DATA PROVIDED section start
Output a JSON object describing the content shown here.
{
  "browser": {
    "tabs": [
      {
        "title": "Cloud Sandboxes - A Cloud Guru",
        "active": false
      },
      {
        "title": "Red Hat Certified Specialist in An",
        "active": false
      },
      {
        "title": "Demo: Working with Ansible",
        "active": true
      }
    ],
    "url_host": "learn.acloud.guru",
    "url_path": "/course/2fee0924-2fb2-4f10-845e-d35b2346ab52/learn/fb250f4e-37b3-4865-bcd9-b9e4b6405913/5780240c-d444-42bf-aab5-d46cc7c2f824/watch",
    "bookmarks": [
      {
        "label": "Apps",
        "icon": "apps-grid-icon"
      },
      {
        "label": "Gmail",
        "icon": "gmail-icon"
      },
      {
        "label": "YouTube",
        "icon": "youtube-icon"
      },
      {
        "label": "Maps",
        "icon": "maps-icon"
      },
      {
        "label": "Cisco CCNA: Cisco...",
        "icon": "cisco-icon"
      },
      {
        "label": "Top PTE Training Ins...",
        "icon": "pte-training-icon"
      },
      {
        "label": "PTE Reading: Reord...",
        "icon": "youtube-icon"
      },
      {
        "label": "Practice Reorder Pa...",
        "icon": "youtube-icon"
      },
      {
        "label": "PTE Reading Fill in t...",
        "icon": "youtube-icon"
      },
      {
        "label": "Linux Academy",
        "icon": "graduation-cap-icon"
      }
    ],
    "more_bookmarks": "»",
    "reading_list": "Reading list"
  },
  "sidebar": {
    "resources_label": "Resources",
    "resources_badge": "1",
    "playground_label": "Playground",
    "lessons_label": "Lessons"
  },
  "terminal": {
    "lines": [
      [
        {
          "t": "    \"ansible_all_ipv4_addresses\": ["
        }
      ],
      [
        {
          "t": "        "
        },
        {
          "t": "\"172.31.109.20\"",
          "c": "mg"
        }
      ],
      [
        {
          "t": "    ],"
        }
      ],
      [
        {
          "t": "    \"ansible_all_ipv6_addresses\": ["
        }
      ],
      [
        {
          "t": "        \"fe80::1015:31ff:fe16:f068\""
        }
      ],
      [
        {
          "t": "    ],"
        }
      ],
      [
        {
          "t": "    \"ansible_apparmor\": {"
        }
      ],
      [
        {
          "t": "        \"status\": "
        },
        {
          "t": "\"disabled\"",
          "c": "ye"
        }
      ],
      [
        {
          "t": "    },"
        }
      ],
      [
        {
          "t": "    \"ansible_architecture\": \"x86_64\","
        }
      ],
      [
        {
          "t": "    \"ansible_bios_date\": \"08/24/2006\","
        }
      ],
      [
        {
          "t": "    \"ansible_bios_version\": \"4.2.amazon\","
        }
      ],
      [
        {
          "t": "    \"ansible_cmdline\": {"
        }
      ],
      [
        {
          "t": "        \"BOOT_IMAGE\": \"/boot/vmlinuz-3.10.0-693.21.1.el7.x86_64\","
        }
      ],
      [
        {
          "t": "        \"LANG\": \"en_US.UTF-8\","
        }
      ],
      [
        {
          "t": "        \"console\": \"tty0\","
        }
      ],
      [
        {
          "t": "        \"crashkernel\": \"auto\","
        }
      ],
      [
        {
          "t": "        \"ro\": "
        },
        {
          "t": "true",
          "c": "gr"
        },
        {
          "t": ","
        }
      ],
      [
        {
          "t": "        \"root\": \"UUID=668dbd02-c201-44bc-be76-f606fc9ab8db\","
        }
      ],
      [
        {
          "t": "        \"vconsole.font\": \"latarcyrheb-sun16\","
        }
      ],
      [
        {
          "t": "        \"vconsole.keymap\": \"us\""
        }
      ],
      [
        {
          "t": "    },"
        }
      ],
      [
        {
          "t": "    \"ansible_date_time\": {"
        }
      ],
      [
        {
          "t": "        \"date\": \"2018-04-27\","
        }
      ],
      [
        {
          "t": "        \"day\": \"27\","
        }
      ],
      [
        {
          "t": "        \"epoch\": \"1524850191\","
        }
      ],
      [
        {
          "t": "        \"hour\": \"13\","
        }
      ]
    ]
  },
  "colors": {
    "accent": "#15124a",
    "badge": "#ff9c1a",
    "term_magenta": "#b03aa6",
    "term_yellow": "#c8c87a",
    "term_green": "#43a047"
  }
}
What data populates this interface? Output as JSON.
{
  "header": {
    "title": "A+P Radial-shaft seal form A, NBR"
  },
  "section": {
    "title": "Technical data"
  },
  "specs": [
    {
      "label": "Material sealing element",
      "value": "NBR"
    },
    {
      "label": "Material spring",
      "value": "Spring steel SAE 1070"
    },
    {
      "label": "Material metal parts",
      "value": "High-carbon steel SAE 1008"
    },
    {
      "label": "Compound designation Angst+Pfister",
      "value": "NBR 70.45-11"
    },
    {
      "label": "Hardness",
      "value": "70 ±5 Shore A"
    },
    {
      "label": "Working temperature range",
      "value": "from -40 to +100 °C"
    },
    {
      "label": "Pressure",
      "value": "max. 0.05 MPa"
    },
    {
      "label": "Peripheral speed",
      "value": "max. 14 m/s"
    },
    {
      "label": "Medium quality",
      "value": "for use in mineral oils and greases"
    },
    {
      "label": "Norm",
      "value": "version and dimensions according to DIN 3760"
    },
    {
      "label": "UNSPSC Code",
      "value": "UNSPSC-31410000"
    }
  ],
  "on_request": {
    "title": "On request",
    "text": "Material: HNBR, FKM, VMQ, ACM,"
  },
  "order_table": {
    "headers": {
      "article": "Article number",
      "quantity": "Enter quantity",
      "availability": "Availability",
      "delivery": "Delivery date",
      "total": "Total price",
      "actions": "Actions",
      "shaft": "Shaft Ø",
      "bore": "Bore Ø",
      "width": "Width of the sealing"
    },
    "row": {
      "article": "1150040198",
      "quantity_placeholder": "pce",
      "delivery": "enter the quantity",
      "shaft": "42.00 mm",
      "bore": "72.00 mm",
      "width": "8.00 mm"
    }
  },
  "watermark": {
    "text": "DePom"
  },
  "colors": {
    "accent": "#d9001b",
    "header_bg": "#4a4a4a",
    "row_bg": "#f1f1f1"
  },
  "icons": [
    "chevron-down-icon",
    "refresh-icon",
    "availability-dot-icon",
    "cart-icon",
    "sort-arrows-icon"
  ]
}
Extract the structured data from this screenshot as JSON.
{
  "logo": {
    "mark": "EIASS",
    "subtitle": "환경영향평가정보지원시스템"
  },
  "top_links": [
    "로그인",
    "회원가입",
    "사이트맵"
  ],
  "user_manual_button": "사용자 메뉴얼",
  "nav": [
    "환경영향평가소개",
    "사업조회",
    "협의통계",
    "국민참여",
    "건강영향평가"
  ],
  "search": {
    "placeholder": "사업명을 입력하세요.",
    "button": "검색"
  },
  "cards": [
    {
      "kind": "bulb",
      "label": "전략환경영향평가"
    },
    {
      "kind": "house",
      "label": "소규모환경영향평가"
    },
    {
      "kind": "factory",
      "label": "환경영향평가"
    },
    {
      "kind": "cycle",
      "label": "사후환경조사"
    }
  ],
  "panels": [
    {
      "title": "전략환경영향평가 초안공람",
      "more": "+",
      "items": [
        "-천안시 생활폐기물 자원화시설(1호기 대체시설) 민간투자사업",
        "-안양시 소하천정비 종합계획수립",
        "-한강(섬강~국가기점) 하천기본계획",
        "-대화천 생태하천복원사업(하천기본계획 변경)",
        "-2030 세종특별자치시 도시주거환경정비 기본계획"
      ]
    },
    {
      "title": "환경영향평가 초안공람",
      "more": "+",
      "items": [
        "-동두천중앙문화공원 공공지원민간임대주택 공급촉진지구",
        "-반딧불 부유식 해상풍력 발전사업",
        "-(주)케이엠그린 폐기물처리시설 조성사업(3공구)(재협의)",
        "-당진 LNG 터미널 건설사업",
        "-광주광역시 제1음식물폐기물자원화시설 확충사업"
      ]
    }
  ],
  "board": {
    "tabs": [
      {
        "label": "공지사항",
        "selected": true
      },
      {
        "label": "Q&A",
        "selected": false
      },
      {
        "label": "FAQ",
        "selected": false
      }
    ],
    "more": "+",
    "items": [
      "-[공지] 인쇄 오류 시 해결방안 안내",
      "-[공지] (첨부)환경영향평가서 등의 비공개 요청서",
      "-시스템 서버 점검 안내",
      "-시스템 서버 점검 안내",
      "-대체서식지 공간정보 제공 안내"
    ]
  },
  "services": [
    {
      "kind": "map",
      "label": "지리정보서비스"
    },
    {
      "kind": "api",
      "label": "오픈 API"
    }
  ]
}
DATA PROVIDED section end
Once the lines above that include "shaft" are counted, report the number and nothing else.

3